» **Work instructions**: Return the listing in full. Keep every word as it stands.

-----

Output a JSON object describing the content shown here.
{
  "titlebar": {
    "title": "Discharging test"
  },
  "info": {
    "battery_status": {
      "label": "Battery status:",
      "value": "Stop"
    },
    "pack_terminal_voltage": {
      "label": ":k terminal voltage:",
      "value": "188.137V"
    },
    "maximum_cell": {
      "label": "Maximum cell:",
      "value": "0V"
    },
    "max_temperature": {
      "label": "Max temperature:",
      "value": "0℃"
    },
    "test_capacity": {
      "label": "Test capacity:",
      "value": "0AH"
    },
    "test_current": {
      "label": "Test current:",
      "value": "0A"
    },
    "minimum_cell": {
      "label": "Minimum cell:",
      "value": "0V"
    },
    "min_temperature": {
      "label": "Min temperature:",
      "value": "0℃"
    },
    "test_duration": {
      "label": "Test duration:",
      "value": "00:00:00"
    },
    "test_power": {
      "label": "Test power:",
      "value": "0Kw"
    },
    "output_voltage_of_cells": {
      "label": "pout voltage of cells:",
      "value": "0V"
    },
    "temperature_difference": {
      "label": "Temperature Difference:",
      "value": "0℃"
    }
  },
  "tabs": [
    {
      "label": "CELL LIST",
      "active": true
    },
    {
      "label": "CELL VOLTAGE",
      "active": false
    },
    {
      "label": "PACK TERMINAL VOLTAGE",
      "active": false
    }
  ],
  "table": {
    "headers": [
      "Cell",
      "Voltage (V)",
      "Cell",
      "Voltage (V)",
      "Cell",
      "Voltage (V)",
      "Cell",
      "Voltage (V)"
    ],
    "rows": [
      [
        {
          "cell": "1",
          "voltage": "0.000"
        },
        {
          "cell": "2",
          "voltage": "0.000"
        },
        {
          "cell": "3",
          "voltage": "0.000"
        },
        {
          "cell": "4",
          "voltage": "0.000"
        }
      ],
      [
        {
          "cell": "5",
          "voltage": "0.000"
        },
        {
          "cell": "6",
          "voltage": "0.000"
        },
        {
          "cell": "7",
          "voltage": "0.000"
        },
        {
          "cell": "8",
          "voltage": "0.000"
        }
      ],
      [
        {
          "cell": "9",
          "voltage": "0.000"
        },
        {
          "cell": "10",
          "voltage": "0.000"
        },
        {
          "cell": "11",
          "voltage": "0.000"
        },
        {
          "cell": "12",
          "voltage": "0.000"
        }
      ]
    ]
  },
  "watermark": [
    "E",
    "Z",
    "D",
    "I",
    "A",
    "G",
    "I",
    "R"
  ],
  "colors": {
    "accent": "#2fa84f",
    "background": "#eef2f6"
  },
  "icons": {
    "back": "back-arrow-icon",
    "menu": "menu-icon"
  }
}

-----

» **Your solution**:
Output a JSON object describing the content shown here.
{
  "titlebar": {
    "title": "Discharging test"
  },
  "info": {
    "battery_status": {
      "label": "Battery status:",
      "value": "Stop"
    },
    "pack_terminal_voltage": {
      "label": ":k terminal voltage:",
      "value": "188.137V"
    },
    "maximum_cell": {
      "label": "Maximum cell:",
      "value": "0V"
    },
    "max_temperature": {
      "label": "Max temperature:",
      "value": "0℃"
    },
    "test_capacity": {
      "label": "Test capacity:",
      "value": "0AH"
    },
    "test_current": {
      "label": "Test current:",
      "value": "0A"
    },
    "minimum_cell": {
      "label": "Minimum cell:",
      "value": "0V"
    },
    "min_temperature": {
      "label": "Min temperature:",
      "value": "0℃"
    },
    "test_duration": {
      "label": "Test duration:",
      "value": "00:00:00"
    },
    "test_power": {
      "label": "Test power:",
      "value": "0Kw"
    },
    "output_voltage_of_cells": {
      "label": "pout voltage of cells:",
      "value": "0V"
    },
    "temperature_difference": {
      "label": "Temperature Difference:",
      "value": "0℃"
    }
  },
  "tabs": [
    {
      "label": "CELL LIST",
      "active": true
    },
    {
      "label": "CELL VOLTAGE",
      "active": false
    },
    {
      "label": "PACK TERMINAL VOLTAGE",
      "active": false
    }
  ],
  "table": {
    "headers": [
      "Cell",
      "Voltage (V)",
      "Cell",
      "Voltage (V)",
      "Cell",
      "Voltage (V)",
      "Cell",
      "Voltage (V)"
    ],
    "rows": [
      [
        {
          "cell": "1",
          "voltage": "0.000"
        },
        {
          "cell": "2",
          "voltage": "0.000"
        },
        {
          "cell": "3",
          "voltage": "0.000"
        },
        {
          "cell": "4",
          "voltage": "0.000"
        }
      ],
      [
        {
          "cell": "5",
          "voltage": "0.000"
        },
        {
          "cell": "6",
          "voltage": "0.000"
        },
        {
          "cell": "7",
          "voltage": "0.000"
        },
        {
          "cell": "8",
          "voltage": "0.000"
        }
      ],
      [
        {
          "cell": "9",
          "voltage": "0.000"
        },
        {
          "cell": "10",
          "voltage": "0.000"
        },
        {
          "cell": "11",
          "voltage": "0.000"
        },
        {
          "cell": "12",
          "voltage": "0.000"
        }
      ]
    ]
  },
  "watermark": [
    "E",
    "Z",
    "D",
    "I",
    "A",
    "G",
    "I",
    "R"
  ],
  "colors": {
    "accent": "#2fa84f",
    "background": "#eef2f6"
  },
  "icons": {
    "back": "back-arrow-icon",
    "menu": "menu-icon"
  }
}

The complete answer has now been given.